More new flats for new #lifegoals  

There is, Minister Lee noted, ongoing strong and broad-based demand over the last two years in the HDB resale market.

This is since more late Millennials (peeps in their 30s) are marrying, household sizes are shrinking (more people are buying their own homes instead of living with their parents) and the pandemic meant BTO construction delays.

So the Government’s ramping up supply of private and public housing units.

“For HDB, we have ramped up our BTO supply and are on track to launch 23,000 flats per year in 2022 and 2023, or a 35 per cent increase from 2021,” said the Minister.

In November, we will launch more than 9,500 BTO flats.”

The HDB, in fact, will launch up to 100,000 flats in total from 2021 to 2025 if needed, with more projects having shorter waiting times of under three years.

And private housing supply may increase further after already increasing 75 per cent from 2021 to 2022.

A national fundamental 

All these interventions and measures point to meeting the housing aspirations of Singaporeans, and to help Singaporeans own their home, as a fundamental project for the Government.

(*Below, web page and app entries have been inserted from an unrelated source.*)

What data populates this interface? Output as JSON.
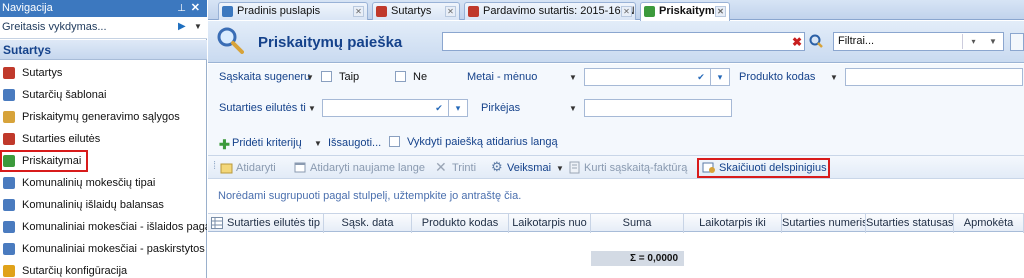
{
  "nav": {
    "title": "Navigacija",
    "pin": "ᵖ",
    "close": "✕",
    "quick_search": "Greitasis vykdymas...",
    "section": "Sutartys",
    "items": [
      {
        "label": "Sutartys",
        "icon": "contract-pen-icon",
        "color": "#c0392b"
      },
      {
        "label": "Sutarčių šablonai",
        "icon": "template-doc-icon",
        "color": "#4a7bbf"
      },
      {
        "label": "Priskaitymų generavimo sąlygos",
        "icon": "conditions-icon",
        "color": "#d7a33a"
      },
      {
        "label": "Sutarties eilutės",
        "icon": "lines-grid-icon",
        "color": "#c0392b"
      },
      {
        "label": "Priskaitymai",
        "icon": "accrual-arrow-icon",
        "color": "#3c9a3c"
      },
      {
        "label": "Komunalinių mokesčių tipai",
        "icon": "doc-icon",
        "color": "#4a7bbf"
      },
      {
        "label": "Komunalinių išlaidų balansas",
        "icon": "doc-icon",
        "color": "#4a7bbf"
      },
      {
        "label": "Komunaliniai mokesčiai - išlaidos pagal...",
        "icon": "doc-icon",
        "color": "#4a7bbf"
      },
      {
        "label": "Komunaliniai mokesčiai - paskirstytos išl...",
        "icon": "doc-icon",
        "color": "#4a7bbf"
      },
      {
        "label": "Sutarčių konfigūracija",
        "icon": "config-star-icon",
        "color": "#e0a21a"
      }
    ],
    "selected_index": 4
  },
  "tabs": [
    {
      "label": "Pradinis puslapis",
      "icon": "home-icon",
      "active": false
    },
    {
      "label": "Sutartys",
      "icon": "contract-pen-icon",
      "active": false
    },
    {
      "label": "Pardavimo sutartis: 2015-16, N...",
      "icon": "contract-pen-icon",
      "active": false
    },
    {
      "label": "Priskaitymai",
      "icon": "accrual-arrow-icon",
      "active": true
    }
  ],
  "header": {
    "title": "Priskaitymų paieška",
    "search_value": "",
    "filter_placeholder": "Filtrai..."
  },
  "criteria": {
    "row1": {
      "saskaita_label": "Sąskaita sugeneru",
      "taip_label": "Taip",
      "ne_label": "Ne",
      "metai_label": "Metai - mėnuo",
      "metai_value": "",
      "produkto_label": "Produkto kodas",
      "produkto_value": ""
    },
    "row2": {
      "eilutes_label": "Sutarties eilutės ti",
      "eilutes_value": "",
      "pirkejas_label": "Pirkėjas",
      "pirkejas_value": ""
    },
    "row3": {
      "add_criteria_label": "Pridėti kriterijų",
      "save_label": "Išsaugoti...",
      "open_search_label": "Vykdyti paiešką atidarius langą"
    }
  },
  "toolbar": {
    "open_label": "Atidaryti",
    "open_new_label": "Atidaryti naujame lange",
    "delete_label": "Trinti",
    "actions_label": "Veiksmai",
    "invoice_label": "Kurti sąskaitą-faktūrą",
    "penalty_label": "Skaičiuoti delspinigius"
  },
  "grid": {
    "group_hint": "Norėdami sugrupuoti pagal stulpelį, užtempkite jo antraštę čia.",
    "columns": [
      "Sutarties eilutės tip",
      "Sąsk. data",
      "Produkto kodas",
      "Laikotarpis nuo",
      "Suma",
      "Laikotarpis iki",
      "Sutarties numeris",
      "Sutarties statusas",
      "Apmokėta"
    ],
    "sum_label": "Σ = 0,0000"
  },
  "colors": {
    "accent": "#3c78bf",
    "title": "#15428b",
    "highlight": "#d81b1b"
  }
}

“This is a key national priority, and provides the basic foundation for us to raise our families, bring up our children, and build strong communities,” said Minister Lee.

“We will do so decisively but also carefully, being cognizant of the uncertain global economic outlook and rising interest rates, which will affect home prices and contribute to uncertainty in our property market,” he added about the interventions.

“We will continue to monitor the market closely and adjust our policies as necessary on both housing demand and supply, to ensure that prices move broadly in line with economic fundamentals.”